Problem requirements ▸ With the pictures excluded, reproduce all of the data exactly.

Stored data:
· · · ·
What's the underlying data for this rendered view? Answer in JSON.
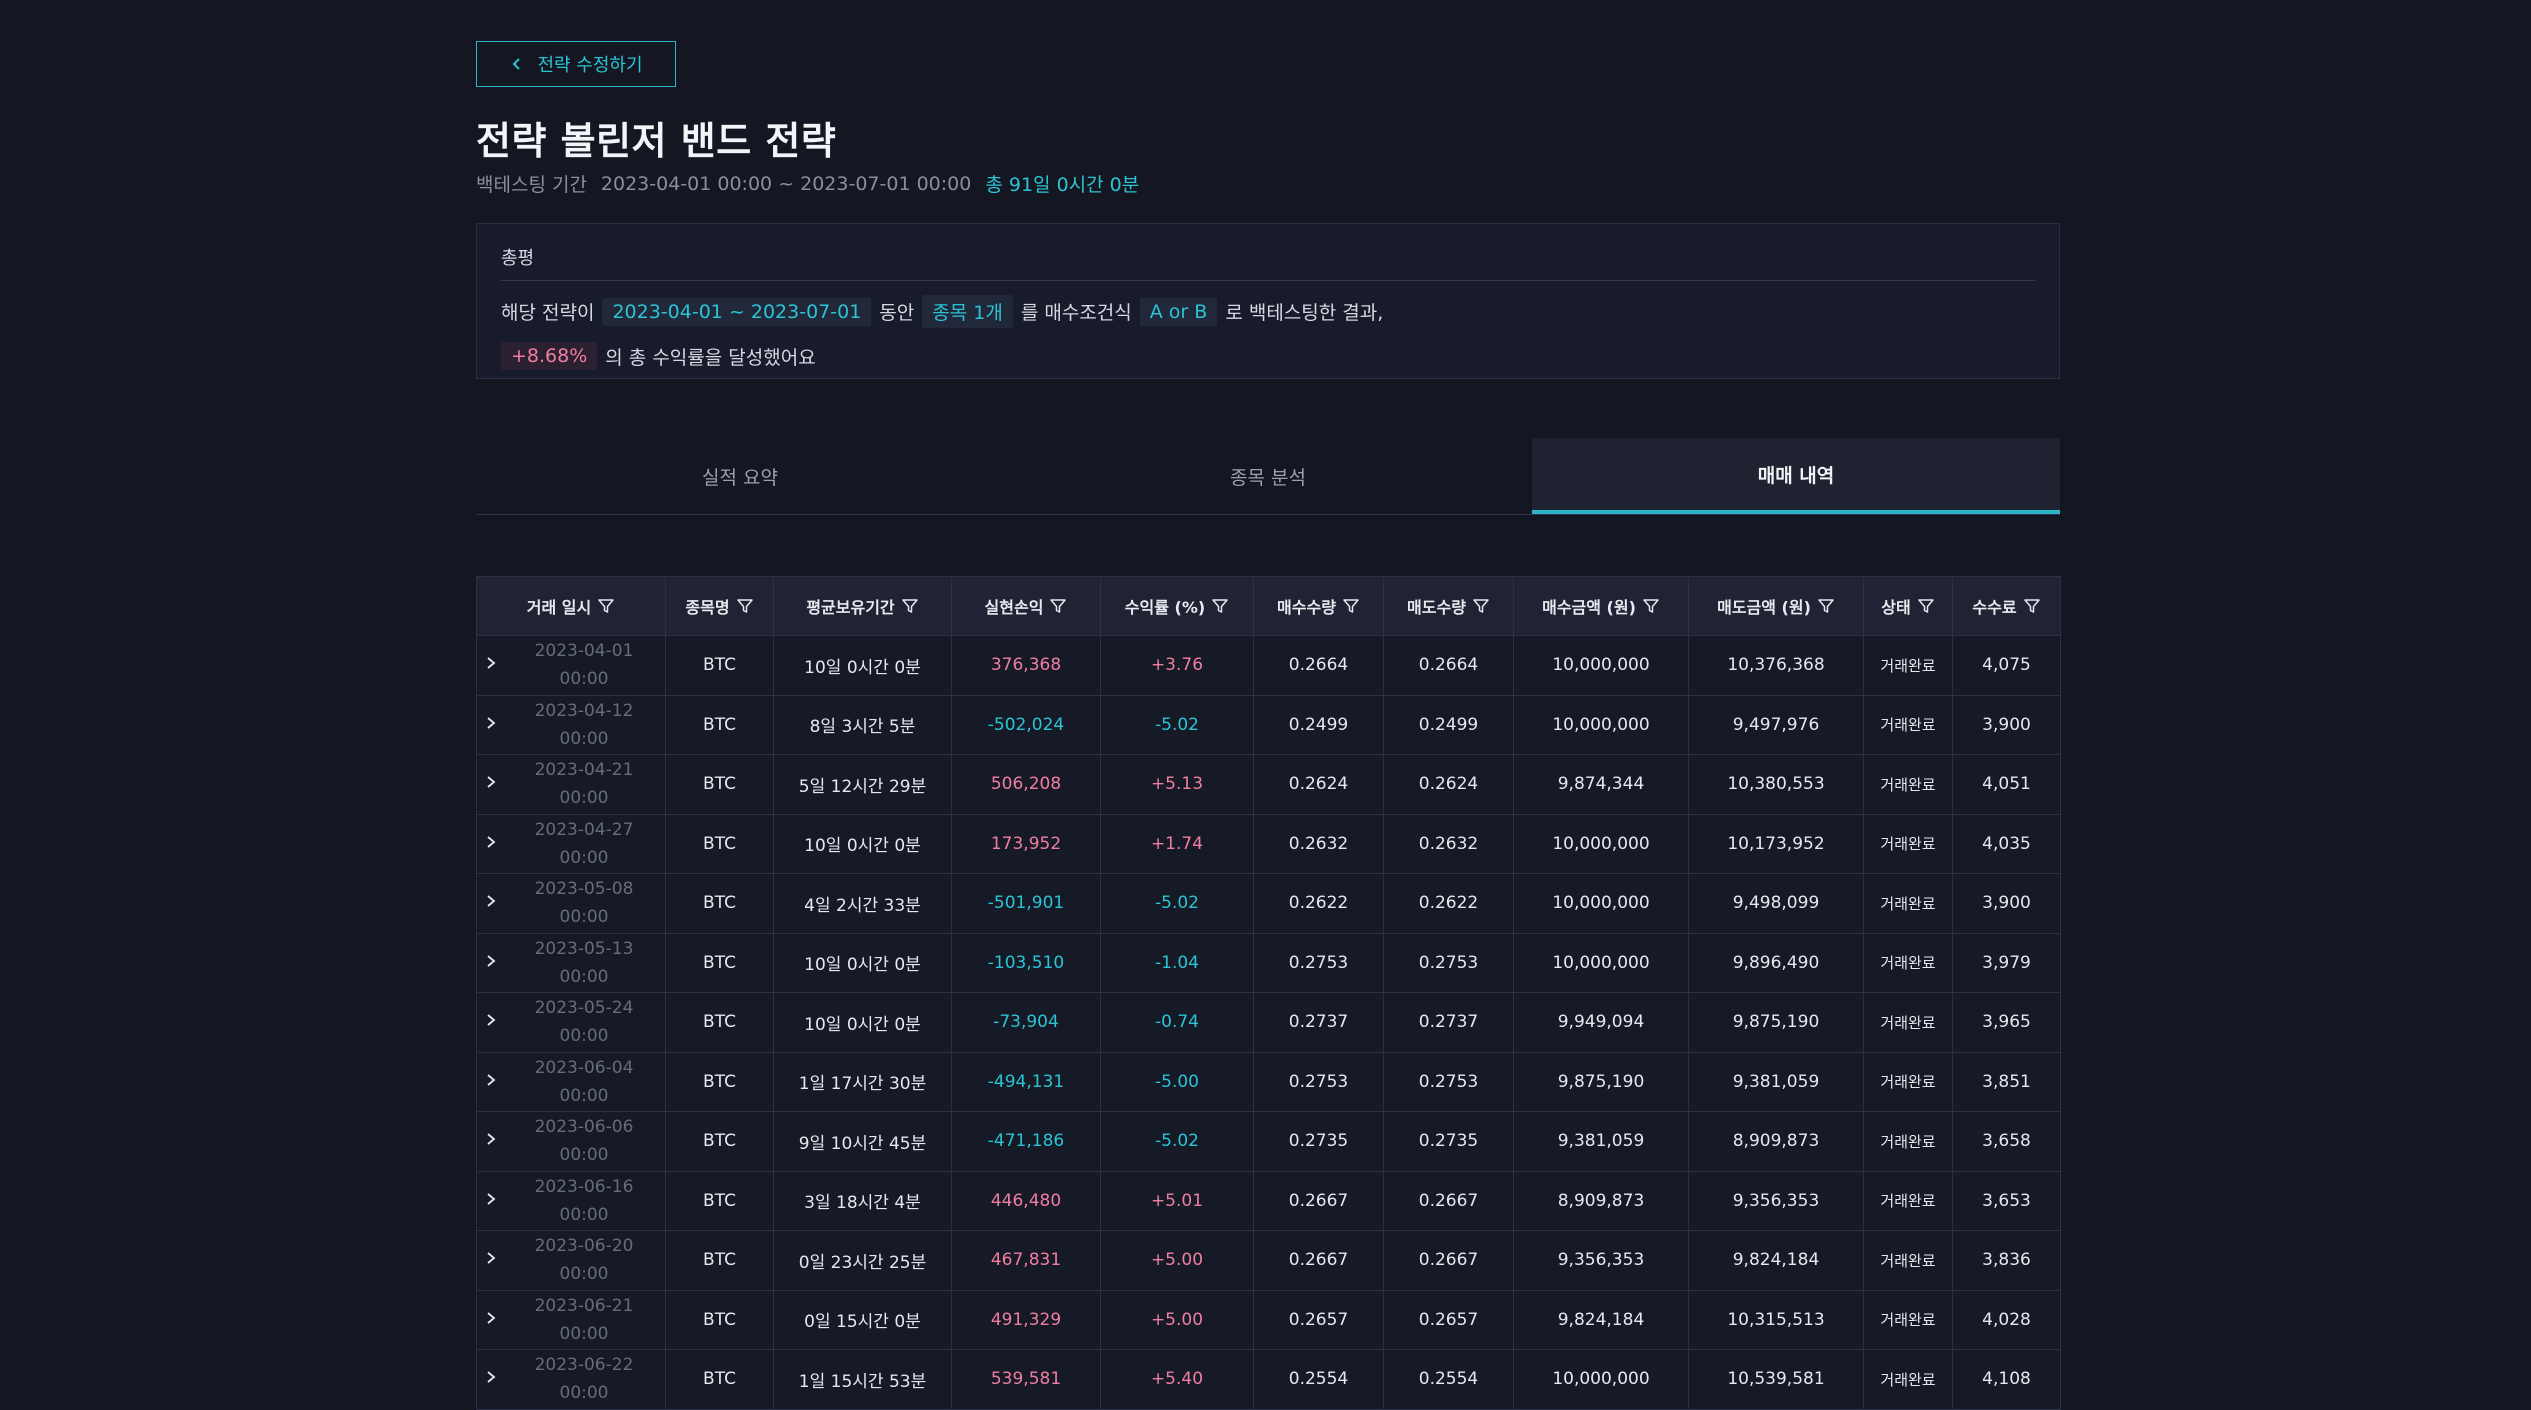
{
  "back_button": {
    "label": "전략 수정하기"
  },
  "title": "전략 볼린저 밴드 전략",
  "period": {
    "label": "백테스팅 기간",
    "range": "2023-04-01 00:00 ~ 2023-07-01 00:00",
    "total": "총 91일 0시간 0분"
  },
  "summary": {
    "title": "총평",
    "t1": "해당 전략이",
    "date_range": "2023-04-01 ~ 2023-07-01",
    "t2": "동안",
    "stock_count": "종목 1개",
    "t3": "를 매수조건식",
    "condition": "A or B",
    "t4": "로 백테스팅한 결과,",
    "return": "+8.68%",
    "t5": "의 총 수익률을 달성했어요"
  },
  "tabs": [
    "실적 요약",
    "종목 분석",
    "매매 내역"
  ],
  "table": {
    "headers": [
      "거래 일시",
      "종목명",
      "평균보유기간",
      "실현손익",
      "수익률 (%)",
      "매수수량",
      "매도수량",
      "매수금액 (원)",
      "매도금액 (원)",
      "상태",
      "수수료"
    ],
    "rows": [
      {
        "date": "2023-04-01",
        "time": "00:00",
        "name": "BTC",
        "hold": "10일 0시간 0분",
        "pnl": "376,368",
        "rate": "+3.76",
        "buy_qty": "0.2664",
        "sell_qty": "0.2664",
        "buy_amt": "10,000,000",
        "sell_amt": "10,376,368",
        "status": "거래완료",
        "fee": "4,075",
        "sign": "pos"
      },
      {
        "date": "2023-04-12",
        "time": "00:00",
        "name": "BTC",
        "hold": "8일 3시간 5분",
        "pnl": "-502,024",
        "rate": "-5.02",
        "buy_qty": "0.2499",
        "sell_qty": "0.2499",
        "buy_amt": "10,000,000",
        "sell_amt": "9,497,976",
        "status": "거래완료",
        "fee": "3,900",
        "sign": "neg"
      },
      {
        "date": "2023-04-21",
        "time": "00:00",
        "name": "BTC",
        "hold": "5일 12시간 29분",
        "pnl": "506,208",
        "rate": "+5.13",
        "buy_qty": "0.2624",
        "sell_qty": "0.2624",
        "buy_amt": "9,874,344",
        "sell_amt": "10,380,553",
        "status": "거래완료",
        "fee": "4,051",
        "sign": "pos"
      },
      {
        "date": "2023-04-27",
        "time": "00:00",
        "name": "BTC",
        "hold": "10일 0시간 0분",
        "pnl": "173,952",
        "rate": "+1.74",
        "buy_qty": "0.2632",
        "sell_qty": "0.2632",
        "buy_amt": "10,000,000",
        "sell_amt": "10,173,952",
        "status": "거래완료",
        "fee": "4,035",
        "sign": "pos"
      },
      {
        "date": "2023-05-08",
        "time": "00:00",
        "name": "BTC",
        "hold": "4일 2시간 33분",
        "pnl": "-501,901",
        "rate": "-5.02",
        "buy_qty": "0.2622",
        "sell_qty": "0.2622",
        "buy_amt": "10,000,000",
        "sell_amt": "9,498,099",
        "status": "거래완료",
        "fee": "3,900",
        "sign": "neg"
      },
      {
        "date": "2023-05-13",
        "time": "00:00",
        "name": "BTC",
        "hold": "10일 0시간 0분",
        "pnl": "-103,510",
        "rate": "-1.04",
        "buy_qty": "0.2753",
        "sell_qty": "0.2753",
        "buy_amt": "10,000,000",
        "sell_amt": "9,896,490",
        "status": "거래완료",
        "fee": "3,979",
        "sign": "neg"
      },
      {
        "date": "2023-05-24",
        "time": "00:00",
        "name": "BTC",
        "hold": "10일 0시간 0분",
        "pnl": "-73,904",
        "rate": "-0.74",
        "buy_qty": "0.2737",
        "sell_qty": "0.2737",
        "buy_amt": "9,949,094",
        "sell_amt": "9,875,190",
        "status": "거래완료",
        "fee": "3,965",
        "sign": "neg"
      },
      {
        "date": "2023-06-04",
        "time": "00:00",
        "name": "BTC",
        "hold": "1일 17시간 30분",
        "pnl": "-494,131",
        "rate": "-5.00",
        "buy_qty": "0.2753",
        "sell_qty": "0.2753",
        "buy_amt": "9,875,190",
        "sell_amt": "9,381,059",
        "status": "거래완료",
        "fee": "3,851",
        "sign": "neg"
      },
      {
        "date": "2023-06-06",
        "time": "00:00",
        "name": "BTC",
        "hold": "9일 10시간 45분",
        "pnl": "-471,186",
        "rate": "-5.02",
        "buy_qty": "0.2735",
        "sell_qty": "0.2735",
        "buy_amt": "9,381,059",
        "sell_amt": "8,909,873",
        "status": "거래완료",
        "fee": "3,658",
        "sign": "neg"
      },
      {
        "date": "2023-06-16",
        "time": "00:00",
        "name": "BTC",
        "hold": "3일 18시간 4분",
        "pnl": "446,480",
        "rate": "+5.01",
        "buy_qty": "0.2667",
        "sell_qty": "0.2667",
        "buy_amt": "8,909,873",
        "sell_amt": "9,356,353",
        "status": "거래완료",
        "fee": "3,653",
        "sign": "pos"
      },
      {
        "date": "2023-06-20",
        "time": "00:00",
        "name": "BTC",
        "hold": "0일 23시간 25분",
        "pnl": "467,831",
        "rate": "+5.00",
        "buy_qty": "0.2667",
        "sell_qty": "0.2667",
        "buy_amt": "9,356,353",
        "sell_amt": "9,824,184",
        "status": "거래완료",
        "fee": "3,836",
        "sign": "pos"
      },
      {
        "date": "2023-06-21",
        "time": "00:00",
        "name": "BTC",
        "hold": "0일 15시간 0분",
        "pnl": "491,329",
        "rate": "+5.00",
        "buy_qty": "0.2657",
        "sell_qty": "0.2657",
        "buy_amt": "9,824,184",
        "sell_amt": "10,315,513",
        "status": "거래완료",
        "fee": "4,028",
        "sign": "pos"
      },
      {
        "date": "2023-06-22",
        "time": "00:00",
        "name": "BTC",
        "hold": "1일 15시간 53분",
        "pnl": "539,581",
        "rate": "+5.40",
        "buy_qty": "0.2554",
        "sell_qty": "0.2554",
        "buy_amt": "10,000,000",
        "sell_amt": "10,539,581",
        "status": "거래완료",
        "fee": "4,108",
        "sign": "pos"
      }
    ]
  },
  "colors": {
    "accent": "#2bc4d4",
    "positive": "#f07ea0",
    "negative": "#2bc4d4",
    "background": "#141722"
  }
}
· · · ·
Task response ▸
What's the underlying data for this rendered view? Answer in JSON.
{
  "back_button": {
    "label": "전략 수정하기"
  },
  "title": "전략 볼린저 밴드 전략",
  "period": {
    "label": "백테스팅 기간",
    "range": "2023-04-01 00:00 ~ 2023-07-01 00:00",
    "total": "총 91일 0시간 0분"
  },
  "summary": {
    "title": "총평",
    "t1": "해당 전략이",
    "date_range": "2023-04-01 ~ 2023-07-01",
    "t2": "동안",
    "stock_count": "종목 1개",
    "t3": "를 매수조건식",
    "condition": "A or B",
    "t4": "로 백테스팅한 결과,",
    "return": "+8.68%",
    "t5": "의 총 수익률을 달성했어요"
  },
  "tabs": [
    "실적 요약",
    "종목 분석",
    "매매 내역"
  ],
  "table": {
    "headers": [
      "거래 일시",
      "종목명",
      "평균보유기간",
      "실현손익",
      "수익률 (%)",
      "매수수량",
      "매도수량",
      "매수금액 (원)",
      "매도금액 (원)",
      "상태",
      "수수료"
    ],
    "rows": [
      {
        "date": "2023-04-01",
        "time": "00:00",
        "name": "BTC",
        "hold": "10일 0시간 0분",
        "pnl": "376,368",
        "rate": "+3.76",
        "buy_qty": "0.2664",
        "sell_qty": "0.2664",
        "buy_amt": "10,000,000",
        "sell_amt": "10,376,368",
        "status": "거래완료",
        "fee": "4,075",
        "sign": "pos"
      },
      {
        "date": "2023-04-12",
        "time": "00:00",
        "name": "BTC",
        "hold": "8일 3시간 5분",
        "pnl": "-502,024",
        "rate": "-5.02",
        "buy_qty": "0.2499",
        "sell_qty": "0.2499",
        "buy_amt": "10,000,000",
        "sell_amt": "9,497,976",
        "status": "거래완료",
        "fee": "3,900",
        "sign": "neg"
      },
      {
        "date": "2023-04-21",
        "time": "00:00",
        "name": "BTC",
        "hold": "5일 12시간 29분",
        "pnl": "506,208",
        "rate": "+5.13",
        "buy_qty": "0.2624",
        "sell_qty": "0.2624",
        "buy_amt": "9,874,344",
        "sell_amt": "10,380,553",
        "status": "거래완료",
        "fee": "4,051",
        "sign": "pos"
      },
      {
        "date": "2023-04-27",
        "time": "00:00",
        "name": "BTC",
        "hold": "10일 0시간 0분",
        "pnl": "173,952",
        "rate": "+1.74",
        "buy_qty": "0.2632",
        "sell_qty": "0.2632",
        "buy_amt": "10,000,000",
        "sell_amt": "10,173,952",
        "status": "거래완료",
        "fee": "4,035",
        "sign": "pos"
      },
      {
        "date": "2023-05-08",
        "time": "00:00",
        "name": "BTC",
        "hold": "4일 2시간 33분",
        "pnl": "-501,901",
        "rate": "-5.02",
        "buy_qty": "0.2622",
        "sell_qty": "0.2622",
        "buy_amt": "10,000,000",
        "sell_amt": "9,498,099",
        "status": "거래완료",
        "fee": "3,900",
        "sign": "neg"
      },
      {
        "date": "2023-05-13",
        "time": "00:00",
        "name": "BTC",
        "hold": "10일 0시간 0분",
        "pnl": "-103,510",
        "rate": "-1.04",
        "buy_qty": "0.2753",
        "sell_qty": "0.2753",
        "buy_amt": "10,000,000",
        "sell_amt": "9,896,490",
        "status": "거래완료",
        "fee": "3,979",
        "sign": "neg"
      },
      {
        "date": "2023-05-24",
        "time": "00:00",
        "name": "BTC",
        "hold": "10일 0시간 0분",
        "pnl": "-73,904",
        "rate": "-0.74",
        "buy_qty": "0.2737",
        "sell_qty": "0.2737",
        "buy_amt": "9,949,094",
        "sell_amt": "9,875,190",
        "status": "거래완료",
        "fee": "3,965",
        "sign": "neg"
      },
      {
        "date": "2023-06-04",
        "time": "00:00",
        "name": "BTC",
        "hold": "1일 17시간 30분",
        "pnl": "-494,131",
        "rate": "-5.00",
        "buy_qty": "0.2753",
        "sell_qty": "0.2753",
        "buy_amt": "9,875,190",
        "sell_amt": "9,381,059",
        "status": "거래완료",
        "fee": "3,851",
        "sign": "neg"
      },
      {
        "date": "2023-06-06",
        "time": "00:00",
        "name": "BTC",
        "hold": "9일 10시간 45분",
        "pnl": "-471,186",
        "rate": "-5.02",
        "buy_qty": "0.2735",
        "sell_qty": "0.2735",
        "buy_amt": "9,381,059",
        "sell_amt": "8,909,873",
        "status": "거래완료",
        "fee": "3,658",
        "sign": "neg"
      },
      {
        "date": "2023-06-16",
        "time": "00:00",
        "name": "BTC",
        "hold": "3일 18시간 4분",
        "pnl": "446,480",
        "rate": "+5.01",
        "buy_qty": "0.2667",
        "sell_qty": "0.2667",
        "buy_amt": "8,909,873",
        "sell_amt": "9,356,353",
        "status": "거래완료",
        "fee": "3,653",
        "sign": "pos"
      },
      {
        "date": "2023-06-20",
        "time": "00:00",
        "name": "BTC",
        "hold": "0일 23시간 25분",
        "pnl": "467,831",
        "rate": "+5.00",
        "buy_qty": "0.2667",
        "sell_qty": "0.2667",
        "buy_amt": "9,356,353",
        "sell_amt": "9,824,184",
        "status": "거래완료",
        "fee": "3,836",
        "sign": "pos"
      },
      {
        "date": "2023-06-21",
        "time": "00:00",
        "name": "BTC",
        "hold": "0일 15시간 0분",
        "pnl": "491,329",
        "rate": "+5.00",
        "buy_qty": "0.2657",
        "sell_qty": "0.2657",
        "buy_amt": "9,824,184",
        "sell_amt": "10,315,513",
        "status": "거래완료",
        "fee": "4,028",
        "sign": "pos"
      },
      {
        "date": "2023-06-22",
        "time": "00:00",
        "name": "BTC",
        "hold": "1일 15시간 53분",
        "pnl": "539,581",
        "rate": "+5.40",
        "buy_qty": "0.2554",
        "sell_qty": "0.2554",
        "buy_amt": "10,000,000",
        "sell_amt": "10,539,581",
        "status": "거래완료",
        "fee": "4,108",
        "sign": "pos"
      }
    ]
  },
  "colors": {
    "accent": "#2bc4d4",
    "positive": "#f07ea0",
    "negative": "#2bc4d4",
    "background": "#141722"
  }
}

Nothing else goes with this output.